Required action: In the entries below, find each line with the word "time" and pull it out.

Data to process section start

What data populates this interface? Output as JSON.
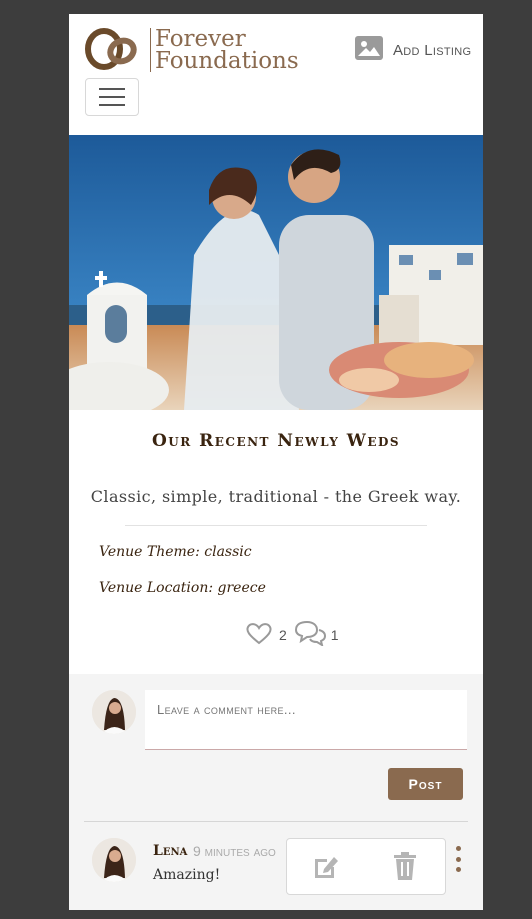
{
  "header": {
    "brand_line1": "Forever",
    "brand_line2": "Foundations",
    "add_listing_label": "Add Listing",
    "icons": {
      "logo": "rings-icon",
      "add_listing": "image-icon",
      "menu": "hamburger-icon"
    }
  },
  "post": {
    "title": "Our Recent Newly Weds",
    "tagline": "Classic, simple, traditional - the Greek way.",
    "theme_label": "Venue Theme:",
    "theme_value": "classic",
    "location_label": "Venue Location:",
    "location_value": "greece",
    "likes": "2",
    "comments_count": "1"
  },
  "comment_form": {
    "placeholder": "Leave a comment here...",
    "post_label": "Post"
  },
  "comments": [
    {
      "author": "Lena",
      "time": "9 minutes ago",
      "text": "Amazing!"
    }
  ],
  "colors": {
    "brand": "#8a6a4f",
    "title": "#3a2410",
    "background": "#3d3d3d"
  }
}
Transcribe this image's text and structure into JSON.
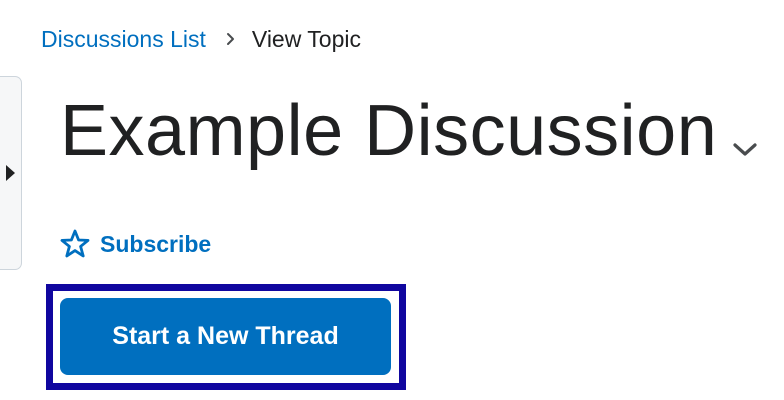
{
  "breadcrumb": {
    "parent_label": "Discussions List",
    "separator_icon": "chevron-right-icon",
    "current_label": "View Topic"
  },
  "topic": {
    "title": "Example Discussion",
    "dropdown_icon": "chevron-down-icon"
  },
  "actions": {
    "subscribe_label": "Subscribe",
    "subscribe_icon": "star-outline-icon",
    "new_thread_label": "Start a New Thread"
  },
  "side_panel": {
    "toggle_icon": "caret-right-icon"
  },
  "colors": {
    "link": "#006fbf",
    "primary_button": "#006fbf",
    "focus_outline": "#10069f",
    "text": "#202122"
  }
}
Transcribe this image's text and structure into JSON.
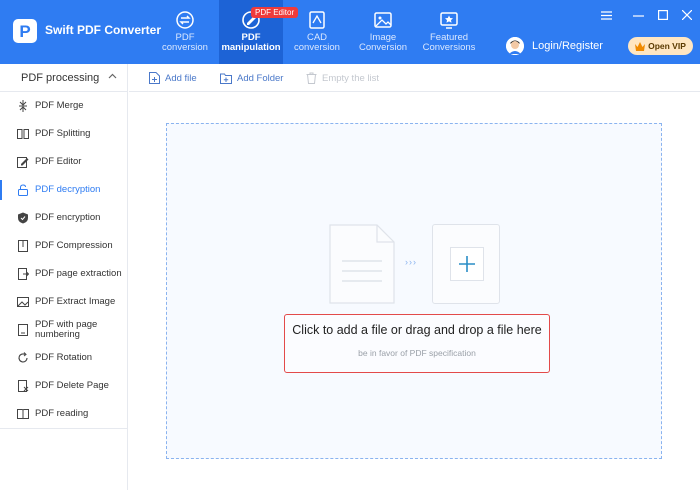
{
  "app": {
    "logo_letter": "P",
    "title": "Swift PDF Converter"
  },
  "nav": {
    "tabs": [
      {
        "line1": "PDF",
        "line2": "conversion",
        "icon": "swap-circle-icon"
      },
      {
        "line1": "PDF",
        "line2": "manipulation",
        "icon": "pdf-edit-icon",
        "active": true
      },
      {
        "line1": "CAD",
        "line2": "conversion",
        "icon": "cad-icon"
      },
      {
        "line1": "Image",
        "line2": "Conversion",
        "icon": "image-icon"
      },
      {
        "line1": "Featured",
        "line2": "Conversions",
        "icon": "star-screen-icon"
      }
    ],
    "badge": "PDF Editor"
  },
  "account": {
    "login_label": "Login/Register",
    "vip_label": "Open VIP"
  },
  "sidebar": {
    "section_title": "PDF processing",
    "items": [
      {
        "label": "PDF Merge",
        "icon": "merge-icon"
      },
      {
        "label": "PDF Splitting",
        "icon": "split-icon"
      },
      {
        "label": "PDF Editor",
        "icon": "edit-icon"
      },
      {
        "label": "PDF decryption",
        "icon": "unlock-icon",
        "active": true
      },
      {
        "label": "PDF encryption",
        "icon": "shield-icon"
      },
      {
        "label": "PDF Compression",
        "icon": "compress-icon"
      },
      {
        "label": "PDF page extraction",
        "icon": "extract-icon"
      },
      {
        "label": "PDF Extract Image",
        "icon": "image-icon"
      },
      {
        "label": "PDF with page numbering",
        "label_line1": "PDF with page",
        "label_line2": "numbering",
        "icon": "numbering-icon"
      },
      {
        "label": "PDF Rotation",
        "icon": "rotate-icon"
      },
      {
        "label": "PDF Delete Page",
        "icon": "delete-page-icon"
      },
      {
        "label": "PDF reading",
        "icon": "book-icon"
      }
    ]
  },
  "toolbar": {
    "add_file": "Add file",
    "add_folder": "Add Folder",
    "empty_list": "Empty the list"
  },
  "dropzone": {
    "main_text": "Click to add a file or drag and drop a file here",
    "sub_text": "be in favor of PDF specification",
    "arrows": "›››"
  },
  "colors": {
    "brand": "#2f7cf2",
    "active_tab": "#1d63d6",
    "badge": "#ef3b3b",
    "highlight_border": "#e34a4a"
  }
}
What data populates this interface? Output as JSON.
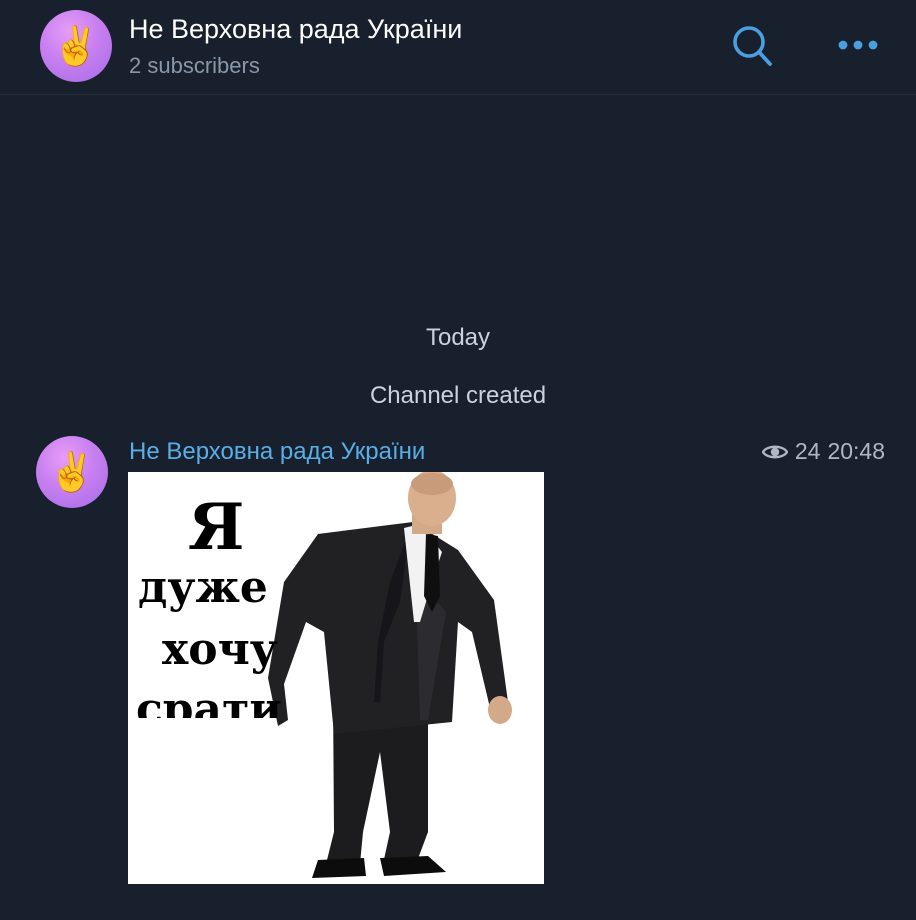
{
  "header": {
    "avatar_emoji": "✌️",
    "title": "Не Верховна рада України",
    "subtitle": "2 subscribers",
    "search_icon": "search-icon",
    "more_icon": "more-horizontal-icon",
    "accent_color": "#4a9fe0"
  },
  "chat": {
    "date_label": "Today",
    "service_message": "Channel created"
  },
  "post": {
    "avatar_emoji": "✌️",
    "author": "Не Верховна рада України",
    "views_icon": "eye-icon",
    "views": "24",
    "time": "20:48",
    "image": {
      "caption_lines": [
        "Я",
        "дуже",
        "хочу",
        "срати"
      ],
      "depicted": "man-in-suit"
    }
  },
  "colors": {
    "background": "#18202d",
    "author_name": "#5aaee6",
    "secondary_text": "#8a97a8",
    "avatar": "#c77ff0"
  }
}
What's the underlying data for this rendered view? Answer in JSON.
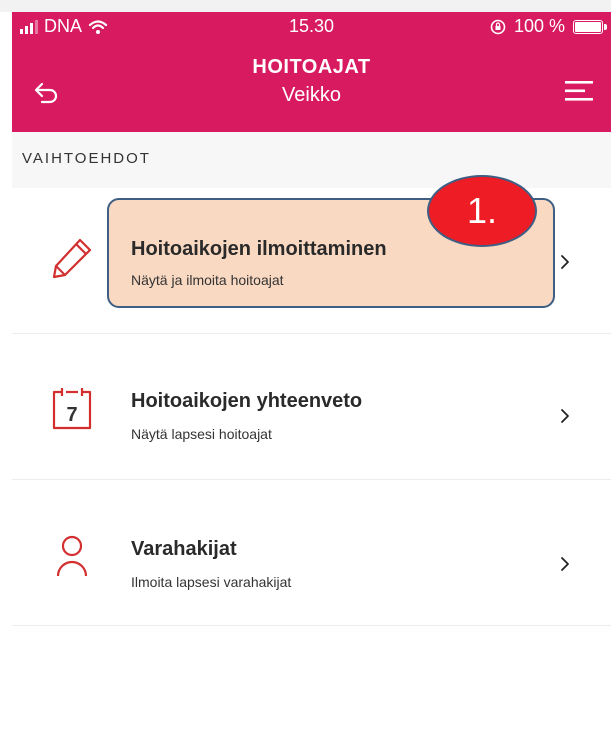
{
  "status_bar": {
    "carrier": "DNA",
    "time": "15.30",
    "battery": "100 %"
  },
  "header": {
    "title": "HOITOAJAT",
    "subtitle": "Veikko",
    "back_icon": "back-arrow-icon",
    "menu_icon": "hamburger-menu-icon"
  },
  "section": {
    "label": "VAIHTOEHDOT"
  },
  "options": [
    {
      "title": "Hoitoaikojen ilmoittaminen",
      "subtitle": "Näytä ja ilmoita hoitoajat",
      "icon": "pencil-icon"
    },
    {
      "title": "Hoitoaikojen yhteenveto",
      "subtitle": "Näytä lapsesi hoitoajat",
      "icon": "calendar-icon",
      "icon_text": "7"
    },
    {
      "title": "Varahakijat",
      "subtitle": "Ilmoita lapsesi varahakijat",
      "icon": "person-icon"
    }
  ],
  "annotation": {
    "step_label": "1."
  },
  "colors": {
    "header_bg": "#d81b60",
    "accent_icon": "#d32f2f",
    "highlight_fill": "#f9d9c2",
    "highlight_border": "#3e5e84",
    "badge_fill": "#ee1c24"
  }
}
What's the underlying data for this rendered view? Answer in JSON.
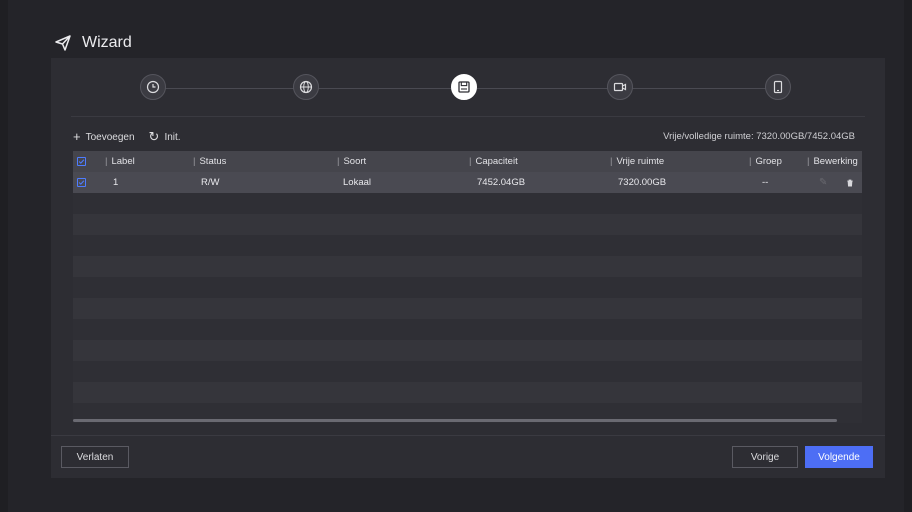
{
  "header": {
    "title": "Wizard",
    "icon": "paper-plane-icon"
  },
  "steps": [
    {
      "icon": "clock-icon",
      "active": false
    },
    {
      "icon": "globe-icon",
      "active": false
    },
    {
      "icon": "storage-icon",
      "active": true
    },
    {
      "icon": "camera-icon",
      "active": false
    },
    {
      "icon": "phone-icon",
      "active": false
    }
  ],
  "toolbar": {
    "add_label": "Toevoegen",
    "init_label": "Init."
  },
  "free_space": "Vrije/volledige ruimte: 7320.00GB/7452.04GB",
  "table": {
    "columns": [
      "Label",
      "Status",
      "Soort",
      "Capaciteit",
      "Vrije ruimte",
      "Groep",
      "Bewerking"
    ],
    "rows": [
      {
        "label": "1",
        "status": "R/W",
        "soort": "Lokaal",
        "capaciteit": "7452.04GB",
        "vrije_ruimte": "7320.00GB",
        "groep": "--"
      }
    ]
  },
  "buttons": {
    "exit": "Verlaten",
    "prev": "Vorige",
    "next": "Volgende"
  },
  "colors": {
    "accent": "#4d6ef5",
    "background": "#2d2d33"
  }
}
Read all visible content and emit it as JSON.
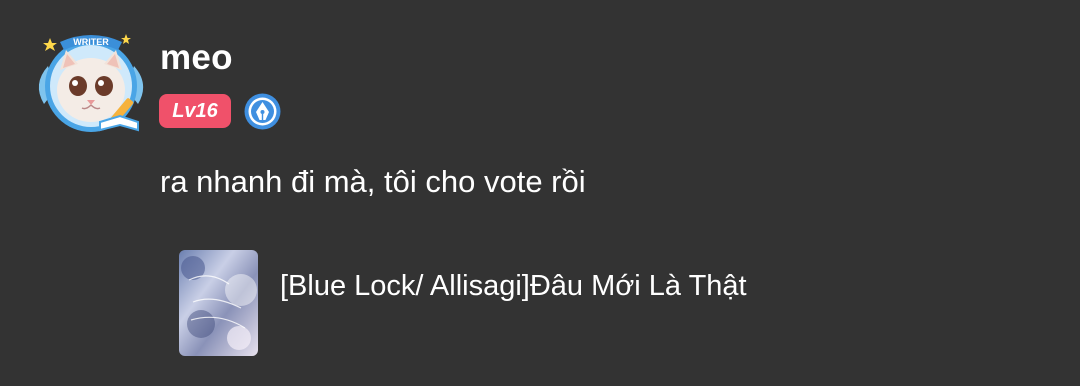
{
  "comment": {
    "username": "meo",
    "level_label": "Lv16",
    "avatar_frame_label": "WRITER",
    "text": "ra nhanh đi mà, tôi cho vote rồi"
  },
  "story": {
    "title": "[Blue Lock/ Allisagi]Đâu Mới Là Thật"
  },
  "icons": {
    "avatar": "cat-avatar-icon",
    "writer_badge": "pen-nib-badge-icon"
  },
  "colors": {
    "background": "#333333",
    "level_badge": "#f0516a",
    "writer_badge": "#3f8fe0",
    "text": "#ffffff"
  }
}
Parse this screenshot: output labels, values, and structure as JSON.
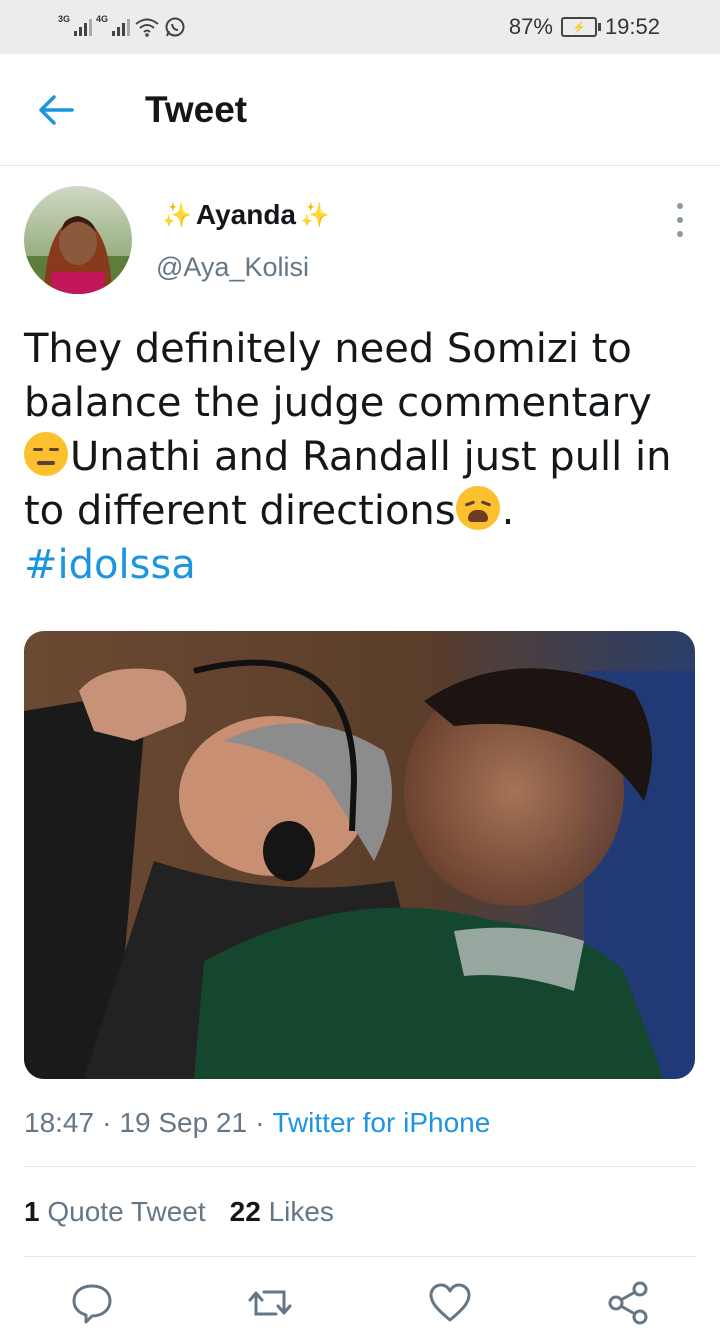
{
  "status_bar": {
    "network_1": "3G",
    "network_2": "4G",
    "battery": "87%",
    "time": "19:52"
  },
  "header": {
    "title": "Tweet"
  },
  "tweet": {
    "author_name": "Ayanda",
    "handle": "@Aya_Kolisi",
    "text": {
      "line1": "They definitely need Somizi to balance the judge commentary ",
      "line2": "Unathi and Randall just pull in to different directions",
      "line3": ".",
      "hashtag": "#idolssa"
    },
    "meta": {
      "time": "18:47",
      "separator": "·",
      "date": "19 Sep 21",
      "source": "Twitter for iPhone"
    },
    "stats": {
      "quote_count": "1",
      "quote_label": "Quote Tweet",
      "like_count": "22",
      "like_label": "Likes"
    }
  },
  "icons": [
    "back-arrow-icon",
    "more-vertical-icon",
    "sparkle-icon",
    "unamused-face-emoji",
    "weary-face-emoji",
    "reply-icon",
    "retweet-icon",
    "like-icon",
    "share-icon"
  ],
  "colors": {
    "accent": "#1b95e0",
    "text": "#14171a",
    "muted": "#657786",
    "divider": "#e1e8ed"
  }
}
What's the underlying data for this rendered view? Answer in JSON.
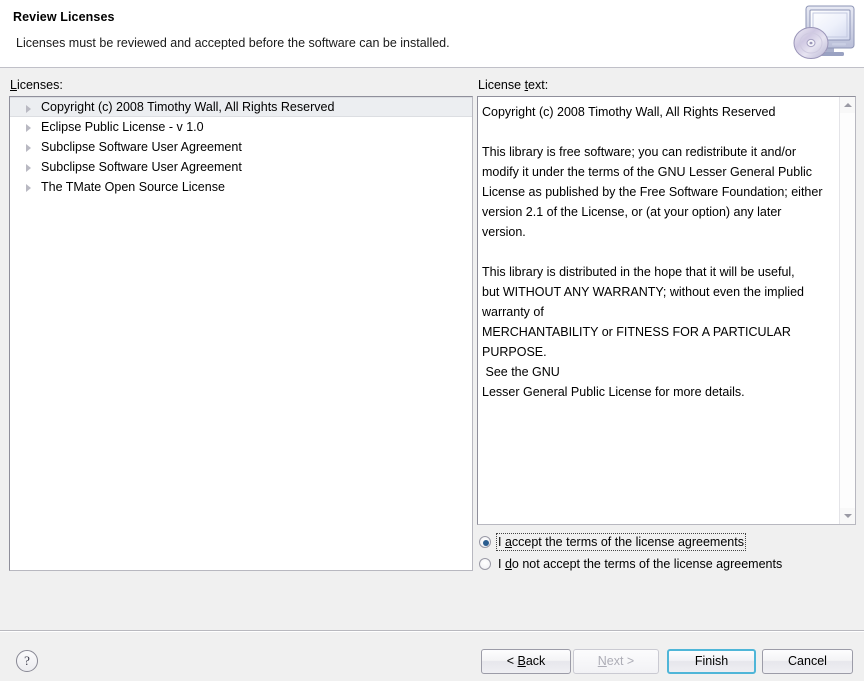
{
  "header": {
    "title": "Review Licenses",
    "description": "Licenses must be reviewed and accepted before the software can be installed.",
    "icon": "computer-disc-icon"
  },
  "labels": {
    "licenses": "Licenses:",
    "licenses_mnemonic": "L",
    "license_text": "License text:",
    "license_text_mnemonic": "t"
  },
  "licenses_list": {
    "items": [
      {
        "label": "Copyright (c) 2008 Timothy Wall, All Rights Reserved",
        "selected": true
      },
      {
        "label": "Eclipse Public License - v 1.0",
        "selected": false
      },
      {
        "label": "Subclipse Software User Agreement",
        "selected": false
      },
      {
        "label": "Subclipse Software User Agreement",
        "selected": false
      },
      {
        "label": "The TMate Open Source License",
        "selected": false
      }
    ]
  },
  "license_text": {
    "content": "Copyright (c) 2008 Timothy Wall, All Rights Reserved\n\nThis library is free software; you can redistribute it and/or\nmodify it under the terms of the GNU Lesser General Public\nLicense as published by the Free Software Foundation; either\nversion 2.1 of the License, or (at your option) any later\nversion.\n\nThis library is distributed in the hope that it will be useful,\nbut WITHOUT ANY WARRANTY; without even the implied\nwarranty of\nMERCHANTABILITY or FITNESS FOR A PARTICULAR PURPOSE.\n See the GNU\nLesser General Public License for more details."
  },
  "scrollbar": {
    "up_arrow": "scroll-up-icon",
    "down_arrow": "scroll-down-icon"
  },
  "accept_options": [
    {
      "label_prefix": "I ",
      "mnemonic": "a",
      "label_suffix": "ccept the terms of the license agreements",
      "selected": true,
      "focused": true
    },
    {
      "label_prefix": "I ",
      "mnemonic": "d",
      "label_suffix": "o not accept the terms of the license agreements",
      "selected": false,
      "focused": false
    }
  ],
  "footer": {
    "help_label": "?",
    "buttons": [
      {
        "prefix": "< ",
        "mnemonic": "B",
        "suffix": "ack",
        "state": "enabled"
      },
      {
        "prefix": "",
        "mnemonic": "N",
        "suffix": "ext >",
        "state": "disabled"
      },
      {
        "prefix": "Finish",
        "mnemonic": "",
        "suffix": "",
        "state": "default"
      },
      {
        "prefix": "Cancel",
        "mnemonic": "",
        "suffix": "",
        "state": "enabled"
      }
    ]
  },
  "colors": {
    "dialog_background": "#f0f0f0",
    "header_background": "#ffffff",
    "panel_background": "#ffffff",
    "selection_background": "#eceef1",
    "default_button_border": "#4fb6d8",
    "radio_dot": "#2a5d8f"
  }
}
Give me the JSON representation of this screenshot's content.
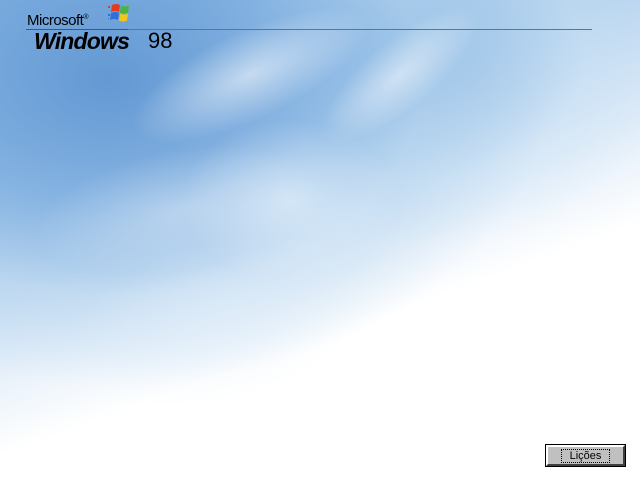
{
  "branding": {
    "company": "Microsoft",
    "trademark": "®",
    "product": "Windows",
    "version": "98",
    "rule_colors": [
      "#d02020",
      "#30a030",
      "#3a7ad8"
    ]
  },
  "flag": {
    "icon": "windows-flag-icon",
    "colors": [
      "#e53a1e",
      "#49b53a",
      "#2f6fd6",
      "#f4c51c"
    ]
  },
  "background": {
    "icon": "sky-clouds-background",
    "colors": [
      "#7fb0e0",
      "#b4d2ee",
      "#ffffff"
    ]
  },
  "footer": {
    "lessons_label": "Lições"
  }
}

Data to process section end

Solved problem:
      "time": "9 minutes ago",
    "time": "20:48",
    "time": "15.30",
    "time": "19:52"
      "time": "18:47",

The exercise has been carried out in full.